Rep. Jim McGovern (D)
Elected: 1996, 7th term.
Born: Nov. 20, 1959, Worcester .
Education: American U., B.A. 1981, M.P.A. 1984.
Family: Married (Lisa); 2 children.
Professional Career: Aide, U.S. Sen. George McGovern, 1977-80; Sr. aide, U.S. Rep. Joseph Moakley, 1982–96.
The congressman from the 3rd District is Jim McGovern, a Democrat first elected in 1996. McGovern grew up in Worcester, where his parents owned a liquor store. He attended American University in Washington, and, while in graduate school, he worked in the office of then-Sen. George McGovern (no relation), a South Dakota Democrat. He ran McGovern’s 1984 campaign in the Massachusetts presidential primary, where the senator finished third with 21% of the vote. He also nominated McGovern at the Democratic convention in San Francisco. He went to work as an aide to Boston-area Rep. Joe Moakley’s office and became chief of staff just as Moakley ascended to chairman of the Rules Committee. McGovern got into the spotlight himself, leading a 1989 investigation of the murders of six Jesuits and two lay women in El Salvador, which led to a cutoff of U.S. aid to the country. In 1994, he ran for the House and lost in the Democratic primary, 38%-30%. In 1996, he ran again, this time with no primary opposition. In the general election, two-term Republican Rep. Peter Blute stressed his “independence” from the conservative Republican leadership in the House and attacked McGovern for liberal stands on abortion rights and Cuba. McGovern ran a humorous spot that asked, ‘‘If you wouldn’t vote for Newt, why would you ever vote for Blute?’’ At age 36, McGovern won, 53%-45%.
|Jim McGovern (D)||227,619||(98%)||($848,694)|
|Jim McGovern (D)||Unopposed|
Prior Winning Percentages: 2006 (100%), 2004 (71%), 2002 (100%), 2000 (100%), 1998 (57%), 1996 (53%)
With deft maneuvers reflecting his Capitol Hill experience, McGovern has positioned himself to become a power broker in the Democratic majority. In 2001, the dying Moakley personally asked Democratic Leader Dick Gephardt to help McGovern get a seat on Rules, which schedules most legislation for the House floor. As it turned out, the next seat went to Florida’s Alcee Hastings, a member of the Congressional Black Caucus, but McGovern got a commitment for the next available Democratic seat, with seniority over Hastings. On Rules, he immediately showed familiarity with House procedures. As the No. 2 Democrat and in the majority for the first time, he said he gladly moved from “being a pain in the ass [in the minority] to more of an advocate for respect, inclusion, and fairness.” With the roles reversed, he showed a sharp partisan edge as he embraced parliamentary maneuvers that led to cries of outrage from House Republicans. McGovern conceded, “We’re not as open as I’d like,” and said that Democratic leaders should be more willing to lose a few votes for the sake of inclusion. He also took a seat on the Budget Committee. With his considerable leverage, he became a party leader on strategizing Iraq war policy, though with little immediate success. In February 2007, he sponsored a bill to withdraw U.S. troops from Iraq in six months. The House defeated it in May on a surprisingly close 255-171 vote. In October 2007, he along with Democrats David Obey of Wisconsin and John Murtha of Pennsylvania proposed a war surtax, but Democratic leaders rejected it. In June 2008, McGovern called for the United Nations to replace U.S. forces in Iraq. The House Judiciary Committee in July 2008 approved his bill to prevent the summary deportation of foreign spouses of deceased U.S. citizens.

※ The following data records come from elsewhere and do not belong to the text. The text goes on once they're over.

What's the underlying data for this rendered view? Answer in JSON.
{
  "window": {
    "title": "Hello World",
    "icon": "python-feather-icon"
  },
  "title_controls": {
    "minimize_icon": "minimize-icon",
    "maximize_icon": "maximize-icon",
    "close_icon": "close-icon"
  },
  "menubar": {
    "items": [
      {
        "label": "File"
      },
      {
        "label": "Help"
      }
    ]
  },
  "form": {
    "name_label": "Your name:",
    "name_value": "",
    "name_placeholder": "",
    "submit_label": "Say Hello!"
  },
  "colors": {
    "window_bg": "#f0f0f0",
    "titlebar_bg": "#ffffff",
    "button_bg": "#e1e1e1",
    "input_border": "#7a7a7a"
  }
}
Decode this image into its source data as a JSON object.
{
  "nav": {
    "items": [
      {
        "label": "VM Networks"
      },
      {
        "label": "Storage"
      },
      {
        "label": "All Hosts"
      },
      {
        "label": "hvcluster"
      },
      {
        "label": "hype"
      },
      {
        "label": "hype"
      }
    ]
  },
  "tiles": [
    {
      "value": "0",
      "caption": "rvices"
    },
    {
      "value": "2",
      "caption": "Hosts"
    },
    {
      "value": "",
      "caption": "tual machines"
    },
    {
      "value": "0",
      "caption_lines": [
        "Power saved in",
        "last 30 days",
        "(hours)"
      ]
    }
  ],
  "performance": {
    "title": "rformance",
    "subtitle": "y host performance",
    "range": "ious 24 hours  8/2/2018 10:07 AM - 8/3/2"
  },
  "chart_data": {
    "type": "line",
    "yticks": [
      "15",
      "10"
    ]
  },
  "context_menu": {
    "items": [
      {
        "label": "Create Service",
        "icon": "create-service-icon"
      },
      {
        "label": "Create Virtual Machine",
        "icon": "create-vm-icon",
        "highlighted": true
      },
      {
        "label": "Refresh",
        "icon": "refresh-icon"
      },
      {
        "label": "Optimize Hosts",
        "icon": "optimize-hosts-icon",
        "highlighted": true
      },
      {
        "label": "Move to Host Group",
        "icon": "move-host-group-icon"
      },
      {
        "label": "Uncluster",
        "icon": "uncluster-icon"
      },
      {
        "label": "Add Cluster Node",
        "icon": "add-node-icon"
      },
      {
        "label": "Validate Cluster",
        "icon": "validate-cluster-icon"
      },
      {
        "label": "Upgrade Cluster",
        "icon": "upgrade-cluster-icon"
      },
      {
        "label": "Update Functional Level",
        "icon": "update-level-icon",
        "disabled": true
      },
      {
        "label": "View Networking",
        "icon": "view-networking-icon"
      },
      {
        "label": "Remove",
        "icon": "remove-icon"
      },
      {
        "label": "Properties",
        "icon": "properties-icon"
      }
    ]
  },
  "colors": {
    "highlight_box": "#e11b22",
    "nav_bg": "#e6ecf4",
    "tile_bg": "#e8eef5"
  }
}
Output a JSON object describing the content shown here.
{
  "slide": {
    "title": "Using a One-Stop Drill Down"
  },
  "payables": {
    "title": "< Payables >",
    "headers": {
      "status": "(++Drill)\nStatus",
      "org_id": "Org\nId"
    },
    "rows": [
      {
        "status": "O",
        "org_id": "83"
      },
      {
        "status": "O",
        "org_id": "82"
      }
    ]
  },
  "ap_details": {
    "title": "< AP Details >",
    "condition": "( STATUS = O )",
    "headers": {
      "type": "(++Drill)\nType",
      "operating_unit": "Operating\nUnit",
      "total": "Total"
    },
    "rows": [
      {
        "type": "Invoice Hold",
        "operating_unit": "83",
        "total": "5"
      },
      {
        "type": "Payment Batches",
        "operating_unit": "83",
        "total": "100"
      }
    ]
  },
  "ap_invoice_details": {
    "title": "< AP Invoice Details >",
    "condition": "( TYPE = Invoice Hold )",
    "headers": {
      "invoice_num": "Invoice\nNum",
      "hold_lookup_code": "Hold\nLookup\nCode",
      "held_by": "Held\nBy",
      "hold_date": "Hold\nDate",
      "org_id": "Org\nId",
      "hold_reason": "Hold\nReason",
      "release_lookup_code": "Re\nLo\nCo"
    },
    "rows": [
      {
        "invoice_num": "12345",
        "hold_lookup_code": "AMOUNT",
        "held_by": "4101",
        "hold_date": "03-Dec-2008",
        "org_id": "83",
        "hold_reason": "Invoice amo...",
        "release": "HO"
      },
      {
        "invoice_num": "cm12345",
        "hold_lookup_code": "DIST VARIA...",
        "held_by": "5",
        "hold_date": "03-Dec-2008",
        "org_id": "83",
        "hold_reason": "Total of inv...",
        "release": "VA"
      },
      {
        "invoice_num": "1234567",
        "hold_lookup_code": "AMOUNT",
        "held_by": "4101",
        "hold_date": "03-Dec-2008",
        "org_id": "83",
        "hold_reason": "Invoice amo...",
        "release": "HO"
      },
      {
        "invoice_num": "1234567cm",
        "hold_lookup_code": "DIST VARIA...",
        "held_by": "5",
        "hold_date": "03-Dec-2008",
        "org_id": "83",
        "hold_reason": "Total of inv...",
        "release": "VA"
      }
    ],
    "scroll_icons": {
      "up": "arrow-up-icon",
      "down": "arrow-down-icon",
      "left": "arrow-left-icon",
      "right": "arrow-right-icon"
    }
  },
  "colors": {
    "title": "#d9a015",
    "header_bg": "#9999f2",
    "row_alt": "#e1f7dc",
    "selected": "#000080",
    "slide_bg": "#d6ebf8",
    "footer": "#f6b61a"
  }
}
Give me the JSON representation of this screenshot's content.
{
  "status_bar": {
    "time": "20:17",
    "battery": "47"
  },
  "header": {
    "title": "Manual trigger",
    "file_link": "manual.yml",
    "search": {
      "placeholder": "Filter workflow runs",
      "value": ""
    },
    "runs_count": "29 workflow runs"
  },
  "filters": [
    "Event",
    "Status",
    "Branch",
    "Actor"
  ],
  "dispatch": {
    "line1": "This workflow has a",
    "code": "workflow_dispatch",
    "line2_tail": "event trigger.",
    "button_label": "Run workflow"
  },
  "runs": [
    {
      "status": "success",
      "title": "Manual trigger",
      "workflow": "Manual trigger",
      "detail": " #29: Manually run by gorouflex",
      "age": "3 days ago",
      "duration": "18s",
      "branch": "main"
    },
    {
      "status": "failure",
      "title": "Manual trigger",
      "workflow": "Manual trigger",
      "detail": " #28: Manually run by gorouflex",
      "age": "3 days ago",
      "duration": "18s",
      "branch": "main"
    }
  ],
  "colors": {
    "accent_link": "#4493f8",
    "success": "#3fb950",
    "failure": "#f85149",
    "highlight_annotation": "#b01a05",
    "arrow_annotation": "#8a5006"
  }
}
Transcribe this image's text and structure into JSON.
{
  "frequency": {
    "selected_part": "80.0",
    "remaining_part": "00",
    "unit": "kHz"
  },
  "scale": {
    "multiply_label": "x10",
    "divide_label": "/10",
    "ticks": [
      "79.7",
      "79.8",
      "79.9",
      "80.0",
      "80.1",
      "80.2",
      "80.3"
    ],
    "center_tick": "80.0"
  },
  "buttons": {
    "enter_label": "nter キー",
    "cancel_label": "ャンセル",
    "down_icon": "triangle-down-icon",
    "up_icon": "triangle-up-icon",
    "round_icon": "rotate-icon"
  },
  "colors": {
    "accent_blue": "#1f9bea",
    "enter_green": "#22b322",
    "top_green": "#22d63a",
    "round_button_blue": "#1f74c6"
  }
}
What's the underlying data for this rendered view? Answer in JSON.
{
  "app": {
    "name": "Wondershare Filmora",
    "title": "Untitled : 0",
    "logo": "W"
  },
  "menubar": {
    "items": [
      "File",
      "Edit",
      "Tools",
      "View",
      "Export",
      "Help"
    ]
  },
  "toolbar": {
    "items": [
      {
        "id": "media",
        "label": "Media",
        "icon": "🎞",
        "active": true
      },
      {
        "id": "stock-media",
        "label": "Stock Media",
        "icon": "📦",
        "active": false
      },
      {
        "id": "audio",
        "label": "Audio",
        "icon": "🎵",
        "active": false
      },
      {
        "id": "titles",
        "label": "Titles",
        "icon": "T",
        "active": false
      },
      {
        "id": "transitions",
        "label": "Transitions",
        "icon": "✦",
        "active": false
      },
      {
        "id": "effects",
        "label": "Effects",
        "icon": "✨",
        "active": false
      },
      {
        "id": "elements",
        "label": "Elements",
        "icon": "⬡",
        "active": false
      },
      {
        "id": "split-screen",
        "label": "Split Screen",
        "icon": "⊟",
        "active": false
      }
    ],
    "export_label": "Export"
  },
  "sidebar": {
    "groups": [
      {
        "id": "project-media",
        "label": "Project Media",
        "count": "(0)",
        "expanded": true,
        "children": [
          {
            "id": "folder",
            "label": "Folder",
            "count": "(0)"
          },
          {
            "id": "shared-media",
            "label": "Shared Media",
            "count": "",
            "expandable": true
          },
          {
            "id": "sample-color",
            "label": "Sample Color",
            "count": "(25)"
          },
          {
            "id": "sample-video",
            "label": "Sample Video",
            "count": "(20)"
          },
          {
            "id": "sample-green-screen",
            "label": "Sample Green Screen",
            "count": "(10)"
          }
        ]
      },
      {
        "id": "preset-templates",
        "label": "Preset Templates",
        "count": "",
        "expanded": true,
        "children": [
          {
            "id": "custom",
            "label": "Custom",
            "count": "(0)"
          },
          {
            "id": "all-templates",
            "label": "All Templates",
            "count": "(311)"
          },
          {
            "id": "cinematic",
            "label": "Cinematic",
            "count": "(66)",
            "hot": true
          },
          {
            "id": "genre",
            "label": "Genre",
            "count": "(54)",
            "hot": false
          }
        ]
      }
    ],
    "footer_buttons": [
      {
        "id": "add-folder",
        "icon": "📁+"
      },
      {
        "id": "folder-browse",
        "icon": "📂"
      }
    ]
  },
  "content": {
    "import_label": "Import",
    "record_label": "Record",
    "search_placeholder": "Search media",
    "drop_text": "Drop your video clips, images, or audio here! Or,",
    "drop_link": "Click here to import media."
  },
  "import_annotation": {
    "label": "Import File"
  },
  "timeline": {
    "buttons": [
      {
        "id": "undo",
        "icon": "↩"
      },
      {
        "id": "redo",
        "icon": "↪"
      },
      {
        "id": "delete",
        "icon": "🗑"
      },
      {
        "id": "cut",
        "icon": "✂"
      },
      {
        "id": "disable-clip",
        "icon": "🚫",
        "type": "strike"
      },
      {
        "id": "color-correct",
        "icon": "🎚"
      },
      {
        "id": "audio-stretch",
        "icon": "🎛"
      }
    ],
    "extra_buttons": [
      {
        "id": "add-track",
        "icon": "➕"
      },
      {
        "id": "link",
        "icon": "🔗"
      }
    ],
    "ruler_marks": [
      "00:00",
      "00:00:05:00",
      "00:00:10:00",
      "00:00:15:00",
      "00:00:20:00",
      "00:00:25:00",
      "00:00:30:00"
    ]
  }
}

McGovern has a solid liberal voting record. He is a member of the Cuba Working Group, which has called for easing sanctions against the Castro regime. He has won bipartisan House votes to lift the travel ban to the island. He contends that the U.S. embargo has not achieved its goal of improving human rights and the economic situation in Cuba, and that only a change in policy, not continued sanctions, will improve living conditions and foment democratic reforms there. He also worked to release U.S. hostages held by the Colombian militant group FARC months before their July 2008 liberation in a government-led effort. Citing human rights violations, he has been a leading opponent of the U.S. free trade deal with Colombia. As the co-chair of the Human Rights Caucus, he called for a U.S. boycott of the 2008 Olympics in Beijing. McGovern chairs the Congressional Hunger Center, and in 2007 he participated in a one-week “food stamp challenge” in which he spent no more than $21 on food. He has pushed for more spending on international nutrition and for less support of biofuels, which he says have driven up food costs.
On issues affecting his district, McGovern led opposition to a proposed liquefied natural gas plant on the Taunton River. The Coast Guard ruled that the river was not safe for LNG tankers and blocked construction. In December 2007, he got $750,000 to redevelop the Blackstone Canal between Worcester and Providence. Although Republicans held this seat not long ago, they have given up on it. McGovern was unopposed in four of the past five congressional elections.